Exactly as written, print each record in the listing.

======== INPUT DATA

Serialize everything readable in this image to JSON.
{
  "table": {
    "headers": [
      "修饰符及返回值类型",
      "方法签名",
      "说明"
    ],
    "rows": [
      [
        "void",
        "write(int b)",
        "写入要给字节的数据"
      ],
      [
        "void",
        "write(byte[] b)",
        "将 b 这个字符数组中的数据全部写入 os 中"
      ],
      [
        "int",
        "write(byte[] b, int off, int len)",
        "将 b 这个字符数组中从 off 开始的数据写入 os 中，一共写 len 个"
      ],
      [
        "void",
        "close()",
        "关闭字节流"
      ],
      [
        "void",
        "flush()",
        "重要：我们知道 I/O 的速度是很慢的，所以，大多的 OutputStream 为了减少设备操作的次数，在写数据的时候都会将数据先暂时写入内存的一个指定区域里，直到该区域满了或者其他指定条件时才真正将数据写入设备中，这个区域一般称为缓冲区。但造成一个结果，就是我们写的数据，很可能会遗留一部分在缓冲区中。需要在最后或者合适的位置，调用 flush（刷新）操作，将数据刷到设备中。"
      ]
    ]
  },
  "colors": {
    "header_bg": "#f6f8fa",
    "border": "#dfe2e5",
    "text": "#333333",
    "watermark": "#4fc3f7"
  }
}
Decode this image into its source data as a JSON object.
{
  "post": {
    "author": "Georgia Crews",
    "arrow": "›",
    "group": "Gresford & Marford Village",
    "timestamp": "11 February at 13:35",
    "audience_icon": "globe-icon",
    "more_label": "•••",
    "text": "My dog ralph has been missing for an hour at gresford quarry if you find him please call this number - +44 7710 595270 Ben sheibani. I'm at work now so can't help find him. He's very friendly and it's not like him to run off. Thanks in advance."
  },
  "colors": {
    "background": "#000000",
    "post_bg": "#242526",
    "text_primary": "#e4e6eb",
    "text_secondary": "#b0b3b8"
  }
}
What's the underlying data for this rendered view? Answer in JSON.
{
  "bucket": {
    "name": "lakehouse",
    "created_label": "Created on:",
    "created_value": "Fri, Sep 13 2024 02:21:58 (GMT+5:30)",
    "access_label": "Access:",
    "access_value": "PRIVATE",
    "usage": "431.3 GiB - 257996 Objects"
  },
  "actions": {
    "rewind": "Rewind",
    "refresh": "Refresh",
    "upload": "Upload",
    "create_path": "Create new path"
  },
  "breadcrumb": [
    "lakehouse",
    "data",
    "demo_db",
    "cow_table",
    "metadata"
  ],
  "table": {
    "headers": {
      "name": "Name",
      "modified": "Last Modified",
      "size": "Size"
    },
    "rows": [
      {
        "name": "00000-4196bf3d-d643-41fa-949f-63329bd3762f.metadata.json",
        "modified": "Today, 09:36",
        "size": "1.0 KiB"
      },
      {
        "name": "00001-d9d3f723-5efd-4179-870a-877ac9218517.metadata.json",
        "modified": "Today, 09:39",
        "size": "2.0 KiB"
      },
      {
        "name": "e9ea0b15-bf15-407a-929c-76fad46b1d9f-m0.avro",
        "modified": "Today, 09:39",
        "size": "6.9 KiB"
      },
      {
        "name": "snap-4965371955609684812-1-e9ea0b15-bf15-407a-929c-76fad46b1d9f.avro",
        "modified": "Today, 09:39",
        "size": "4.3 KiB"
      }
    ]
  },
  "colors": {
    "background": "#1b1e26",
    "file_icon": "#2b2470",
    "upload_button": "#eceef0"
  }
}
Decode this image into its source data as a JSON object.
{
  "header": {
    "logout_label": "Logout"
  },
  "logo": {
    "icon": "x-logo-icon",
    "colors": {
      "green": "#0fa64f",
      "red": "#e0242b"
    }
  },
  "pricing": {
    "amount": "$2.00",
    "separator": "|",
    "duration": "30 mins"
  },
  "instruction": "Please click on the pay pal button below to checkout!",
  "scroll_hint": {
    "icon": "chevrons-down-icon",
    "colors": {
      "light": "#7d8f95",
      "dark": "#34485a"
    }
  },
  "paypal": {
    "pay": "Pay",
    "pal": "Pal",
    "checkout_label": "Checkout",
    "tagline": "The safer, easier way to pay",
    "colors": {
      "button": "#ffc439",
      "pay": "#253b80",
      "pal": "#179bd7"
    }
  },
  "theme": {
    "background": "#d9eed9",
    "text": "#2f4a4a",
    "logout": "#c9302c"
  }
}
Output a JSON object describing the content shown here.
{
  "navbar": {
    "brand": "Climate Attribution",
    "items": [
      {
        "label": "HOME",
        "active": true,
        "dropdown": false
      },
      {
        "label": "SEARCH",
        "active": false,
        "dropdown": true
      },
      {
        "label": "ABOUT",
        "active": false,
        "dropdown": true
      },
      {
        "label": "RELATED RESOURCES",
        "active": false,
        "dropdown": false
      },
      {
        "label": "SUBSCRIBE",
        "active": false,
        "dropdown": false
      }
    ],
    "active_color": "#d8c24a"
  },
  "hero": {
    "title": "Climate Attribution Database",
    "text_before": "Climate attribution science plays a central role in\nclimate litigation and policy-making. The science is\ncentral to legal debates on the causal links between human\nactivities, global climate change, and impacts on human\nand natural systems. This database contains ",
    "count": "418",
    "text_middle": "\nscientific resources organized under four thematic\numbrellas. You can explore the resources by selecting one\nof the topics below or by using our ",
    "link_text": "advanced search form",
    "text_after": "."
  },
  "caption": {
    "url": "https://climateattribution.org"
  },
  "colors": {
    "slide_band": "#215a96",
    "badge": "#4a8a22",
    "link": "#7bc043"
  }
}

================

__EXPECTED ANSWER__.
Serialize everything readable in this image to JSON.
{
  "table": {
    "headers": [
      "修饰符及返回值类型",
      "方法签名",
      "说明"
    ],
    "rows": [
      [
        "void",
        "write(int b)",
        "写入要给字节的数据"
      ],
      [
        "void",
        "write(byte[] b)",
        "将 b 这个字符数组中的数据全部写入 os 中"
      ],
      [
        "int",
        "write(byte[] b, int off, int len)",
        "将 b 这个字符数组中从 off 开始的数据写入 os 中，一共写 len 个"
      ],
      [
        "void",
        "close()",
        "关闭字节流"
      ],
      [
        "void",
        "flush()",
        "重要：我们知道 I/O 的速度是很慢的，所以，大多的 OutputStream 为了减少设备操作的次数，在写数据的时候都会将数据先暂时写入内存的一个指定区域里，直到该区域满了或者其他指定条件时才真正将数据写入设备中，这个区域一般称为缓冲区。但造成一个结果，就是我们写的数据，很可能会遗留一部分在缓冲区中。需要在最后或者合适的位置，调用 flush（刷新）操作，将数据刷到设备中。"
      ]
    ]
  },
  "colors": {
    "header_bg": "#f6f8fa",
    "border": "#dfe2e5",
    "text": "#333333",
    "watermark": "#4fc3f7"
  }
}
Decode this image into its source data as a JSON object.
{
  "post": {
    "author": "Georgia Crews",
    "arrow": "›",
    "group": "Gresford & Marford Village",
    "timestamp": "11 February at 13:35",
    "audience_icon": "globe-icon",
    "more_label": "•••",
    "text": "My dog ralph has been missing for an hour at gresford quarry if you find him please call this number - +44 7710 595270 Ben sheibani. I'm at work now so can't help find him. He's very friendly and it's not like him to run off. Thanks in advance."
  },
  "colors": {
    "background": "#000000",
    "post_bg": "#242526",
    "text_primary": "#e4e6eb",
    "text_secondary": "#b0b3b8"
  }
}
What's the underlying data for this rendered view? Answer in JSON.
{
  "bucket": {
    "name": "lakehouse",
    "created_label": "Created on:",
    "created_value": "Fri, Sep 13 2024 02:21:58 (GMT+5:30)",
    "access_label": "Access:",
    "access_value": "PRIVATE",
    "usage": "431.3 GiB - 257996 Objects"
  },
  "actions": {
    "rewind": "Rewind",
    "refresh": "Refresh",
    "upload": "Upload",
    "create_path": "Create new path"
  },
  "breadcrumb": [
    "lakehouse",
    "data",
    "demo_db",
    "cow_table",
    "metadata"
  ],
  "table": {
    "headers": {
      "name": "Name",
      "modified": "Last Modified",
      "size": "Size"
    },
    "rows": [
      {
        "name": "00000-4196bf3d-d643-41fa-949f-63329bd3762f.metadata.json",
        "modified": "Today, 09:36",
        "size": "1.0 KiB"
      },
      {
        "name": "00001-d9d3f723-5efd-4179-870a-877ac9218517.metadata.json",
        "modified": "Today, 09:39",
        "size": "2.0 KiB"
      },
      {
        "name": "e9ea0b15-bf15-407a-929c-76fad46b1d9f-m0.avro",
        "modified": "Today, 09:39",
        "size": "6.9 KiB"
      },
      {
        "name": "snap-4965371955609684812-1-e9ea0b15-bf15-407a-929c-76fad46b1d9f.avro",
        "modified": "Today, 09:39",
        "size": "4.3 KiB"
      }
    ]
  },
  "colors": {
    "background": "#1b1e26",
    "file_icon": "#2b2470",
    "upload_button": "#eceef0"
  }
}
Decode this image into its source data as a JSON object.
{
  "header": {
    "logout_label": "Logout"
  },
  "logo": {
    "icon": "x-logo-icon",
    "colors": {
      "green": "#0fa64f",
      "red": "#e0242b"
    }
  },
  "pricing": {
    "amount": "$2.00",
    "separator": "|",
    "duration": "30 mins"
  },
  "instruction": "Please click on the pay pal button below to checkout!",
  "scroll_hint": {
    "icon": "chevrons-down-icon",
    "colors": {
      "light": "#7d8f95",
      "dark": "#34485a"
    }
  },
  "paypal": {
    "pay": "Pay",
    "pal": "Pal",
    "checkout_label": "Checkout",
    "tagline": "The safer, easier way to pay",
    "colors": {
      "button": "#ffc439",
      "pay": "#253b80",
      "pal": "#179bd7"
    }
  },
  "theme": {
    "background": "#d9eed9",
    "text": "#2f4a4a",
    "logout": "#c9302c"
  }
}
Output a JSON object describing the content shown here.
{
  "navbar": {
    "brand": "Climate Attribution",
    "items": [
      {
        "label": "HOME",
        "active": true,
        "dropdown": false
      },
      {
        "label": "SEARCH",
        "active": false,
        "dropdown": true
      },
      {
        "label": "ABOUT",
        "active": false,
        "dropdown": true
      },
      {
        "label": "RELATED RESOURCES",
        "active": false,
        "dropdown": false
      },
      {
        "label": "SUBSCRIBE",
        "active": false,
        "dropdown": false
      }
    ],
    "active_color": "#d8c24a"
  },
  "hero": {
    "title": "Climate Attribution Database",
    "text_before": "Climate attribution science plays a central role in\nclimate litigation and policy-making. The science is\ncentral to legal debates on the causal links between human\nactivities, global climate change, and impacts on human\nand natural systems. This database contains ",
    "count": "418",
    "text_middle": "\nscientific resources organized under four thematic\numbrellas. You can explore the resources by selecting one\nof the topics below or by using our ",
    "link_text": "advanced search form",
    "text_after": "."
  },
  "caption": {
    "url": "https://climateattribution.org"
  },
  "colors": {
    "slide_band": "#215a96",
    "badge": "#4a8a22",
    "link": "#7bc043"
  }
}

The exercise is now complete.